### [PROBLEM REQUIREMENTS]
Please restate each entry below, word for word.

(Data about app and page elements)
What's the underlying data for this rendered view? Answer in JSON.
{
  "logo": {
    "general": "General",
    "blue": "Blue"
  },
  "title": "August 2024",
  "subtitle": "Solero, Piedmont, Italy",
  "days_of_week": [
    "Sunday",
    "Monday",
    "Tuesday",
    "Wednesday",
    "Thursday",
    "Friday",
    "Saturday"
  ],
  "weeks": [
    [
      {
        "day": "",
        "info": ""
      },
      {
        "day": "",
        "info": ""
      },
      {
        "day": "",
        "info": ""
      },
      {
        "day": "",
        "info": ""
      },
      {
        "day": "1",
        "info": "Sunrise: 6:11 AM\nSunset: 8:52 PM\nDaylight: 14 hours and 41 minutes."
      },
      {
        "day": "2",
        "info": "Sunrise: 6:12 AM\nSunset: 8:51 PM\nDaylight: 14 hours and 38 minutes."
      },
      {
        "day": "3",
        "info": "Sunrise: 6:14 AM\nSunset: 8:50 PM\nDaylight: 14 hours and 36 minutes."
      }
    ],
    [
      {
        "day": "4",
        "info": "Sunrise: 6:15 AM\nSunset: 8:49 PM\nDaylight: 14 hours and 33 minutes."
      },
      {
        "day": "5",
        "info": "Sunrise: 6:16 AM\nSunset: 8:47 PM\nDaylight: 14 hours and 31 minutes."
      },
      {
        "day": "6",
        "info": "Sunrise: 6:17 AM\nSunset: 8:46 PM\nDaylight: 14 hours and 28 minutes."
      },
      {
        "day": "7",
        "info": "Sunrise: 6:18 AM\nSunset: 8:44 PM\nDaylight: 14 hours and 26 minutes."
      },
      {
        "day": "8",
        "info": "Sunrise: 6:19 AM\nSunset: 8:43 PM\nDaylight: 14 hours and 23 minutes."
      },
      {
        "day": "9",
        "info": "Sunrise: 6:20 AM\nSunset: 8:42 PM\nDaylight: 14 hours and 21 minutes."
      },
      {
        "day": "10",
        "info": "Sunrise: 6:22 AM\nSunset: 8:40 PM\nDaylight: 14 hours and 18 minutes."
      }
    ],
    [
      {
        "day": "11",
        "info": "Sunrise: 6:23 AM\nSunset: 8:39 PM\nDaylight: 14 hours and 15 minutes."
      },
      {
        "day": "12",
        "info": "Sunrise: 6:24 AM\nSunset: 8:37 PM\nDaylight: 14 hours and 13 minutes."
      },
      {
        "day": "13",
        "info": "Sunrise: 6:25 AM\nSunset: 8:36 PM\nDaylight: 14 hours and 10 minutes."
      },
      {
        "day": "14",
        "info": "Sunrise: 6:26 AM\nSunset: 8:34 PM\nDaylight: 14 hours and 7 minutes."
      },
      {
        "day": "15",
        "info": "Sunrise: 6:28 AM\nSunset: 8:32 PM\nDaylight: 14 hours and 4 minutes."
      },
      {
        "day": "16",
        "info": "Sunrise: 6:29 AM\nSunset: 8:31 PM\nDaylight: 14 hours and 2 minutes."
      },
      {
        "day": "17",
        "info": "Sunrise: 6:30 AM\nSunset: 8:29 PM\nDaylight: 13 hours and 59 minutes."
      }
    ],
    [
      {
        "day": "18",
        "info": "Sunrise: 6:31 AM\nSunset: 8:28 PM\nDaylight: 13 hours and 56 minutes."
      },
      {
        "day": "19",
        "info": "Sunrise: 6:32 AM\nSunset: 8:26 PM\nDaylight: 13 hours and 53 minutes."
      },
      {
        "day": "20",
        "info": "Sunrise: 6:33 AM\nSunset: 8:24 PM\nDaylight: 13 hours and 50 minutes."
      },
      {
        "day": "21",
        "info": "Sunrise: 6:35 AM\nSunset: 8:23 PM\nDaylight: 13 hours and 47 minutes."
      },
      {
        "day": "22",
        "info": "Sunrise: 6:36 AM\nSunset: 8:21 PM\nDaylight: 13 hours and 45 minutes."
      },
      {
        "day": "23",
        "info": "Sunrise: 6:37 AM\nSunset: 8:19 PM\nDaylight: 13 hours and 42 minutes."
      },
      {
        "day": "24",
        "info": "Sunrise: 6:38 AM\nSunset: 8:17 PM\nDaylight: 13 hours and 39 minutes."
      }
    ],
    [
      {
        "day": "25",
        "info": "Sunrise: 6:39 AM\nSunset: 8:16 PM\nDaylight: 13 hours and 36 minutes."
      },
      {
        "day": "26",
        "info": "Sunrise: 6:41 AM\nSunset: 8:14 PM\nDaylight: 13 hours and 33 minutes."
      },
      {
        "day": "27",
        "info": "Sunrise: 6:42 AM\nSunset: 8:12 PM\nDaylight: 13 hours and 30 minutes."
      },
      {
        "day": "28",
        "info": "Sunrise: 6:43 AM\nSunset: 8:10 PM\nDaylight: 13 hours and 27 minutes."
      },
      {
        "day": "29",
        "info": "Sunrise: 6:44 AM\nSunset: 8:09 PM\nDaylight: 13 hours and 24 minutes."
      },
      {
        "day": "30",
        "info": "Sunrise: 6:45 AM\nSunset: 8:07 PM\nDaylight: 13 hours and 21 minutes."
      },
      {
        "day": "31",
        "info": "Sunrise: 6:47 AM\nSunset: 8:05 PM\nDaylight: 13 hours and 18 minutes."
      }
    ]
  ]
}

### [OUTPUT FOR THIS TASK]
What's the underlying data for this rendered view? Answer in JSON.
{
  "logo": {
    "general": "General",
    "blue": "Blue"
  },
  "title": "August 2024",
  "subtitle": "Solero, Piedmont, Italy",
  "days_of_week": [
    "Sunday",
    "Monday",
    "Tuesday",
    "Wednesday",
    "Thursday",
    "Friday",
    "Saturday"
  ],
  "weeks": [
    [
      {
        "day": "",
        "info": ""
      },
      {
        "day": "",
        "info": ""
      },
      {
        "day": "",
        "info": ""
      },
      {
        "day": "",
        "info": ""
      },
      {
        "day": "1",
        "info": "Sunrise: 6:11 AM\nSunset: 8:52 PM\nDaylight: 14 hours and 41 minutes."
      },
      {
        "day": "2",
        "info": "Sunrise: 6:12 AM\nSunset: 8:51 PM\nDaylight: 14 hours and 38 minutes."
      },
      {
        "day": "3",
        "info": "Sunrise: 6:14 AM\nSunset: 8:50 PM\nDaylight: 14 hours and 36 minutes."
      }
    ],
    [
      {
        "day": "4",
        "info": "Sunrise: 6:15 AM\nSunset: 8:49 PM\nDaylight: 14 hours and 33 minutes."
      },
      {
        "day": "5",
        "info": "Sunrise: 6:16 AM\nSunset: 8:47 PM\nDaylight: 14 hours and 31 minutes."
      },
      {
        "day": "6",
        "info": "Sunrise: 6:17 AM\nSunset: 8:46 PM\nDaylight: 14 hours and 28 minutes."
      },
      {
        "day": "7",
        "info": "Sunrise: 6:18 AM\nSunset: 8:44 PM\nDaylight: 14 hours and 26 minutes."
      },
      {
        "day": "8",
        "info": "Sunrise: 6:19 AM\nSunset: 8:43 PM\nDaylight: 14 hours and 23 minutes."
      },
      {
        "day": "9",
        "info": "Sunrise: 6:20 AM\nSunset: 8:42 PM\nDaylight: 14 hours and 21 minutes."
      },
      {
        "day": "10",
        "info": "Sunrise: 6:22 AM\nSunset: 8:40 PM\nDaylight: 14 hours and 18 minutes."
      }
    ],
    [
      {
        "day": "11",
        "info": "Sunrise: 6:23 AM\nSunset: 8:39 PM\nDaylight: 14 hours and 15 minutes."
      },
      {
        "day": "12",
        "info": "Sunrise: 6:24 AM\nSunset: 8:37 PM\nDaylight: 14 hours and 13 minutes."
      },
      {
        "day": "13",
        "info": "Sunrise: 6:25 AM\nSunset: 8:36 PM\nDaylight: 14 hours and 10 minutes."
      },
      {
        "day": "14",
        "info": "Sunrise: 6:26 AM\nSunset: 8:34 PM\nDaylight: 14 hours and 7 minutes."
      },
      {
        "day": "15",
        "info": "Sunrise: 6:28 AM\nSunset: 8:32 PM\nDaylight: 14 hours and 4 minutes."
      },
      {
        "day": "16",
        "info": "Sunrise: 6:29 AM\nSunset: 8:31 PM\nDaylight: 14 hours and 2 minutes."
      },
      {
        "day": "17",
        "info": "Sunrise: 6:30 AM\nSunset: 8:29 PM\nDaylight: 13 hours and 59 minutes."
      }
    ],
    [
      {
        "day": "18",
        "info": "Sunrise: 6:31 AM\nSunset: 8:28 PM\nDaylight: 13 hours and 56 minutes."
      },
      {
        "day": "19",
        "info": "Sunrise: 6:32 AM\nSunset: 8:26 PM\nDaylight: 13 hours and 53 minutes."
      },
      {
        "day": "20",
        "info": "Sunrise: 6:33 AM\nSunset: 8:24 PM\nDaylight: 13 hours and 50 minutes."
      },
      {
        "day": "21",
        "info": "Sunrise: 6:35 AM\nSunset: 8:23 PM\nDaylight: 13 hours and 47 minutes."
      },
      {
        "day": "22",
        "info": "Sunrise: 6:36 AM\nSunset: 8:21 PM\nDaylight: 13 hours and 45 minutes."
      },
      {
        "day": "23",
        "info": "Sunrise: 6:37 AM\nSunset: 8:19 PM\nDaylight: 13 hours and 42 minutes."
      },
      {
        "day": "24",
        "info": "Sunrise: 6:38 AM\nSunset: 8:17 PM\nDaylight: 13 hours and 39 minutes."
      }
    ],
    [
      {
        "day": "25",
        "info": "Sunrise: 6:39 AM\nSunset: 8:16 PM\nDaylight: 13 hours and 36 minutes."
      },
      {
        "day": "26",
        "info": "Sunrise: 6:41 AM\nSunset: 8:14 PM\nDaylight: 13 hours and 33 minutes."
      },
      {
        "day": "27",
        "info": "Sunrise: 6:42 AM\nSunset: 8:12 PM\nDaylight: 13 hours and 30 minutes."
      },
      {
        "day": "28",
        "info": "Sunrise: 6:43 AM\nSunset: 8:10 PM\nDaylight: 13 hours and 27 minutes."
      },
      {
        "day": "29",
        "info": "Sunrise: 6:44 AM\nSunset: 8:09 PM\nDaylight: 13 hours and 24 minutes."
      },
      {
        "day": "30",
        "info": "Sunrise: 6:45 AM\nSunset: 8:07 PM\nDaylight: 13 hours and 21 minutes."
      },
      {
        "day": "31",
        "info": "Sunrise: 6:47 AM\nSunset: 8:05 PM\nDaylight: 13 hours and 18 minutes."
      }
    ]
  ]
}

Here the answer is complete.